• **Work task**
Report only how many lines below include "peptides".

═══ The data ═══

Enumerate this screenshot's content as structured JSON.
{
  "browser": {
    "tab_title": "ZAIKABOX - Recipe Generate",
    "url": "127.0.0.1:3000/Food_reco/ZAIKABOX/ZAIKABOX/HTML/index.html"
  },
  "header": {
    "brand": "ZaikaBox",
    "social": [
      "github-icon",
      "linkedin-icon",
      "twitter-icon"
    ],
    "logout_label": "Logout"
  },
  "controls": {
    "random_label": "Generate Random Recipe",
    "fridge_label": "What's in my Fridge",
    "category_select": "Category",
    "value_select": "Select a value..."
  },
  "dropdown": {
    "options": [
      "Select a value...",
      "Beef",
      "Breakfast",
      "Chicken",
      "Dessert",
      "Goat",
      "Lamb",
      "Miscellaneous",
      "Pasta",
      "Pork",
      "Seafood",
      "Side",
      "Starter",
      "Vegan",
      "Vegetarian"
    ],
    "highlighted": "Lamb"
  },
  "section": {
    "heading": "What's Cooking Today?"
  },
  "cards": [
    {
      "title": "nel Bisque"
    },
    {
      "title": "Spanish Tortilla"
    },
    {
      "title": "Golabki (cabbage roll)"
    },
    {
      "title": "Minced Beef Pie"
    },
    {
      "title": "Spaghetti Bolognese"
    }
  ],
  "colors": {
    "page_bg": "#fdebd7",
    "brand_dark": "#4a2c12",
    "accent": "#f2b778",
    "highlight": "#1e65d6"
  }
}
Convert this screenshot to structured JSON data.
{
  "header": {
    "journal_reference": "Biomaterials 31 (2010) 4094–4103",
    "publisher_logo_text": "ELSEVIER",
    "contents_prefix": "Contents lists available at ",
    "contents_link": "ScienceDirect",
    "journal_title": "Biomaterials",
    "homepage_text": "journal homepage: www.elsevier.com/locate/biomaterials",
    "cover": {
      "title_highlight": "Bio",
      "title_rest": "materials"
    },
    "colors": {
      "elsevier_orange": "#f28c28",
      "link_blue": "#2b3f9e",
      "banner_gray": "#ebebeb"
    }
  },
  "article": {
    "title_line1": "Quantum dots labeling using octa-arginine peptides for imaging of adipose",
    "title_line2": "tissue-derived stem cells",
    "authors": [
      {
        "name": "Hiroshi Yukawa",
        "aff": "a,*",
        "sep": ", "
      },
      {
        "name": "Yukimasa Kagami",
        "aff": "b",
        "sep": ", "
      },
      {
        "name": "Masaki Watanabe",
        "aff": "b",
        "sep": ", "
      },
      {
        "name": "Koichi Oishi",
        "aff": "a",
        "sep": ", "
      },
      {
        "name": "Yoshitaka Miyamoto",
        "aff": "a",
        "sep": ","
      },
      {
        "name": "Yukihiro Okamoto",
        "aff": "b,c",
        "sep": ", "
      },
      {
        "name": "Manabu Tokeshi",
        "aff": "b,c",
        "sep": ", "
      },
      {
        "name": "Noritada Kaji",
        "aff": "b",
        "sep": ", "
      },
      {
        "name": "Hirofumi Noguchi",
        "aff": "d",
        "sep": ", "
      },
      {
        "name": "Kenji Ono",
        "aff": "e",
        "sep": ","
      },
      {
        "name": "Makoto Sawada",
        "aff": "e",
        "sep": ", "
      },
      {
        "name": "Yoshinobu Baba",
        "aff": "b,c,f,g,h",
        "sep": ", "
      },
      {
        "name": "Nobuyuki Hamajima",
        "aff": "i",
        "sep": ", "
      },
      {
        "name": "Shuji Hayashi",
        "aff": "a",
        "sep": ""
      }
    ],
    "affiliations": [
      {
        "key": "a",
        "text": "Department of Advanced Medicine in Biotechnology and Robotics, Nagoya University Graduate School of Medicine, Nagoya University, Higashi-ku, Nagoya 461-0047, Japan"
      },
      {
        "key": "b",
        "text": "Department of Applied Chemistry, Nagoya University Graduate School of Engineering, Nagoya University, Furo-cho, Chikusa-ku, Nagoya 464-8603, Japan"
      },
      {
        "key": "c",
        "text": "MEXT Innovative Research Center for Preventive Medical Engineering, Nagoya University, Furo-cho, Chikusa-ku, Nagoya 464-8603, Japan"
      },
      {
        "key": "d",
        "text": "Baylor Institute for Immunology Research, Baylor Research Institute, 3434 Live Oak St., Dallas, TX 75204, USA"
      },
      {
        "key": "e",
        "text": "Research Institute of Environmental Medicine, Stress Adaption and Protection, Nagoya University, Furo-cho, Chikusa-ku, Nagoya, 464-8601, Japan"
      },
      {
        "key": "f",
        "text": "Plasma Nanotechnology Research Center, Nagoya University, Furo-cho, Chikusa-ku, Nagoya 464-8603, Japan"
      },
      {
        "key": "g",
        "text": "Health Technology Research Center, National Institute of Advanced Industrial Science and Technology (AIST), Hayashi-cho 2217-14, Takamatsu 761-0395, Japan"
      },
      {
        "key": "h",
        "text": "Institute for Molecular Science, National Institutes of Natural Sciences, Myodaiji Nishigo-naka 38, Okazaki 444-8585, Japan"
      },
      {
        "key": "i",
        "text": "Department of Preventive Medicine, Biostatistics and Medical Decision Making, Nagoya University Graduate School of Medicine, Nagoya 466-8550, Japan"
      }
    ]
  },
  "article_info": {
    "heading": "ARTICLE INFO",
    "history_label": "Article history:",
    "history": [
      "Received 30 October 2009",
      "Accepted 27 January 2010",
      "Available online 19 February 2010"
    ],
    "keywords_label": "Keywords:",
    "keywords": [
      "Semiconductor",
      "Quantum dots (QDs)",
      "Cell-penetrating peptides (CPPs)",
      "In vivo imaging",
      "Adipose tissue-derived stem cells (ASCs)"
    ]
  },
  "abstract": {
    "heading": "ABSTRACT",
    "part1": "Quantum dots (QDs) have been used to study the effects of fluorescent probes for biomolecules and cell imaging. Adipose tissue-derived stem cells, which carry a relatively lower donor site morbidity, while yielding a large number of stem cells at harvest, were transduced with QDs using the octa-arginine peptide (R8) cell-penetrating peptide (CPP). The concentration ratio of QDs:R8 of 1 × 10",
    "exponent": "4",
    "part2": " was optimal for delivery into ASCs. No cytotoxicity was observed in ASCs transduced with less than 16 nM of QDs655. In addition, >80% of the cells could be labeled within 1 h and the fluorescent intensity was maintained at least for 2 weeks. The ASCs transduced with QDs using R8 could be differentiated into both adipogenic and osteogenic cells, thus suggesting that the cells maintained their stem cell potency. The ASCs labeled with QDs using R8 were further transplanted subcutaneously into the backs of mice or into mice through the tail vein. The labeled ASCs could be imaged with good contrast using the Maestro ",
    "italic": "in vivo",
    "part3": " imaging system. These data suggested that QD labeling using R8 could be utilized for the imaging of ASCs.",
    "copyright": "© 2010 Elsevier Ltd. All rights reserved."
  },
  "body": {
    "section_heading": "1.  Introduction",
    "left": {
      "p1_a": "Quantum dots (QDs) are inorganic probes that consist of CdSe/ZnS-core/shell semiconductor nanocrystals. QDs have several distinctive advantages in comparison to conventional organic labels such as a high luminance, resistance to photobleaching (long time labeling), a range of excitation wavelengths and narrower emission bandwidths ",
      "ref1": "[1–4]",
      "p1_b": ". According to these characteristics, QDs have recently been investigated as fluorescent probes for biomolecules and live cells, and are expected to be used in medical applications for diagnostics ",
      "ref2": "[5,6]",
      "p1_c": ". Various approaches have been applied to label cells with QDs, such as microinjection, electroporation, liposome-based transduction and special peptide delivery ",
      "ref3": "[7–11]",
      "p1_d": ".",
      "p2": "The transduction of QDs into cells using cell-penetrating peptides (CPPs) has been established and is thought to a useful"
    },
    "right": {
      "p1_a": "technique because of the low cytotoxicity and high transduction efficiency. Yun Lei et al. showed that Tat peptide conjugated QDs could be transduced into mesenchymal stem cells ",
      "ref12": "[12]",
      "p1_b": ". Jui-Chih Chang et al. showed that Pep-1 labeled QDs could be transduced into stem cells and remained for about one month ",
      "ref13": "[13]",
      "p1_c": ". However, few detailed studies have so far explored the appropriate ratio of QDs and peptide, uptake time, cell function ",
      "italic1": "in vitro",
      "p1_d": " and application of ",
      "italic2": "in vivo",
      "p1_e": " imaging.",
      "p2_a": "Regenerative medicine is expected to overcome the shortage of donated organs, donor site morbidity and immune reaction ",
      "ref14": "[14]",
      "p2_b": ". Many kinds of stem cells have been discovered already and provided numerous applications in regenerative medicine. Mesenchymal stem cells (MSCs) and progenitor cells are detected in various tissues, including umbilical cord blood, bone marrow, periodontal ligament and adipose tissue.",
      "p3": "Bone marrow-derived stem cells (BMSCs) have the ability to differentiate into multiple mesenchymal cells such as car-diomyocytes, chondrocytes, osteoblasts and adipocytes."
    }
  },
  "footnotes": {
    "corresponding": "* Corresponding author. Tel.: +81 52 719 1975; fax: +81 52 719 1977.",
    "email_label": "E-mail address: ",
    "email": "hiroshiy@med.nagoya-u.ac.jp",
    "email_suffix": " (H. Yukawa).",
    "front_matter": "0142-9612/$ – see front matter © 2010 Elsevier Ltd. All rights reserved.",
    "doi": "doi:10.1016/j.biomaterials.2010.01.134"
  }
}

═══

• **Result of the task**
3